Jill Bolonski “does not work in isolation. She recognizes the value in the idiom of ‘it takes a village.’ Whether it is the principal, intervention team, speech, occupational, or physical therapists, or the rest of the faculty and staff, this teacher recognizes the importance of each area in taking an initiative off the page and making it a living, breathing, dynamic program to benefit students’ academic and personal growth,” read the description of Lincoln’s nominee.
“She is regularly improving instruction and intervention by using data to establish high but obtainable goals for her students,” Cellini read, adding, “. The positive rapport she creates with students and parents alike is a constant in her career.”
“Any good teacher will tell you that routines are crucial to a successful classroom. The routines and environment created in this teacher’s classroom are critical to having early elementary students grow and feel successful and cared for as they continue to challenge themselves to meet the expectations she establishes for each student, individual to their needs,” Cellini read about Rupert nominee Britney Oxenford.
“Her knowledge of strategies to help meet students’ needs is a resource utilized by many staff members who seek her expertise when they are seeking the right strategy for a particular student or just a better, more engaging way of doing things in their own classroom,” she said.

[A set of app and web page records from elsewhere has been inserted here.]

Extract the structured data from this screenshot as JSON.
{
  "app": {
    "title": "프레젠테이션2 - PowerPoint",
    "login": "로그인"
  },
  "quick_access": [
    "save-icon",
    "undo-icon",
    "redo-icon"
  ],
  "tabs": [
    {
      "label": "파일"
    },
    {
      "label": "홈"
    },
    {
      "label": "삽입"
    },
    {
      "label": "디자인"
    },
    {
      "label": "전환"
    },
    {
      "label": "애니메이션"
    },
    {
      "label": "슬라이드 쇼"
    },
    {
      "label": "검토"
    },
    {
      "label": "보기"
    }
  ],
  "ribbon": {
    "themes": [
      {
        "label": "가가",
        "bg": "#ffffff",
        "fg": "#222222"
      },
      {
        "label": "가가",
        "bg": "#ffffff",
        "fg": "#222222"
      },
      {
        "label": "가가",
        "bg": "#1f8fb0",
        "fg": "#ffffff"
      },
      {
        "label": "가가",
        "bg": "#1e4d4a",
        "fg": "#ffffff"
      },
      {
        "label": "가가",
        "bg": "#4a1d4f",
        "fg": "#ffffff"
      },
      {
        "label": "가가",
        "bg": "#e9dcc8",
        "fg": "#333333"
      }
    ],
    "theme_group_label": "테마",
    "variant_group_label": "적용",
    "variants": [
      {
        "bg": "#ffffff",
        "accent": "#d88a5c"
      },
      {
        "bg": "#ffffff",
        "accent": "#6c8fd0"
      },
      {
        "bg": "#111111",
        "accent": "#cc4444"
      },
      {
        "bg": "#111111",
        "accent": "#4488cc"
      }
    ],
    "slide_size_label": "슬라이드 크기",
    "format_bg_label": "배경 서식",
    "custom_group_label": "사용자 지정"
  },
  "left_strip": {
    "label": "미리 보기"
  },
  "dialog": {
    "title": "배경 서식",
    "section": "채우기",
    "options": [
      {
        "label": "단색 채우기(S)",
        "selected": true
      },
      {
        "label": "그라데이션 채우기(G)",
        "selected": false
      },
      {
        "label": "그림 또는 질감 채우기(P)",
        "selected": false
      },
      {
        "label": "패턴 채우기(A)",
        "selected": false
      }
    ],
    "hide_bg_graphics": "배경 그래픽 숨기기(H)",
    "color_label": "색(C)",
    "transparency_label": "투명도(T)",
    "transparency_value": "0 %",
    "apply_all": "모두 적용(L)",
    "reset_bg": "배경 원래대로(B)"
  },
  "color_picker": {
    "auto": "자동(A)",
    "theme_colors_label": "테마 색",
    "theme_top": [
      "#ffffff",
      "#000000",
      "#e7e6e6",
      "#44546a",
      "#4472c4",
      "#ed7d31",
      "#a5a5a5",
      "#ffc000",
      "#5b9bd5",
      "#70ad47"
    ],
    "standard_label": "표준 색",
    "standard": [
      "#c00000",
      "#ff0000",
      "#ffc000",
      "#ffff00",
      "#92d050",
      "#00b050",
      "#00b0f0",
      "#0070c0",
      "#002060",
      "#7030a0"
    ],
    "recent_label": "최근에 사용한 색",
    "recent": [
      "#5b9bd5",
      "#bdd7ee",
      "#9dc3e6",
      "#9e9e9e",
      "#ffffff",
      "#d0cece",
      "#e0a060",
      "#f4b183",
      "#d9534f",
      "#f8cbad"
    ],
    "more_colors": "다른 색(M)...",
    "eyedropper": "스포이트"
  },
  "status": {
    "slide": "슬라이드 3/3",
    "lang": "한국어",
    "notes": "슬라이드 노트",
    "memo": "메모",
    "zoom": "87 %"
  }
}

Middle School Grades 5/6
“Returning from a maternity leave to a team with two new members was not enough to shake this teacher from doing what she does best. With students and colleagues, she sets high expectations and commands respect,” is what Cellini had to say about Dana DiDonato.
“Regardless of the venue, 6th grade team meeting, math department meeting, or Sunshine committee; this teacher identifies the needs, the most efficient way to accomplish those tasks, and goes about doing it with a smile on her face.”
Middle School Grades 7/8
“For this teacher, excellence comes as a quiet force; a force that sees what needs doing and does it…without complaint or want of recognition,” Cellini said about Jason Bergey.
“New special education
teachers utilize this teacher as a resource for academic as well as behavioral advice. His presence in a cotaught classroom ensures that not only special education students will gain extra support but that also regular education students who need extra support will have access to his instruction and attention. “
“This teacher has worked at all three levels throughout the district, starting as a third grade teacher, earning multiple teaching certificates, and moving into family and consumer sciences and most recently to the library,” Cellini read about high school nominee and 26-year veteran Kristen Ellis.
“With experience at all three academic levels, she is comfortable serving on committees that service our K-12 population including our Wellness program, participating in Healthy Bodies Healthy Minds; as a Family Literacy Night teacher, a Reading Olympics advisor, and even serves her fellow teachers as Treasurer for the Federation of Pottstown Teachers.”
The 2018 Pottstown Teachers of the Year are, from left, Britney Oxenford from Rupert, Dana DiDonato from 5-6 middle school, Jason Bergey from 7-8 middle school; Jill Bolonski from Lincoln, (School Board President Amy Francis), Kelli Wolfel from Barth, (Superintendent Stephen Rodriguez), Kristen Ellis from the high school, Susan Hallman from Franklin and, of course, Trojan Man.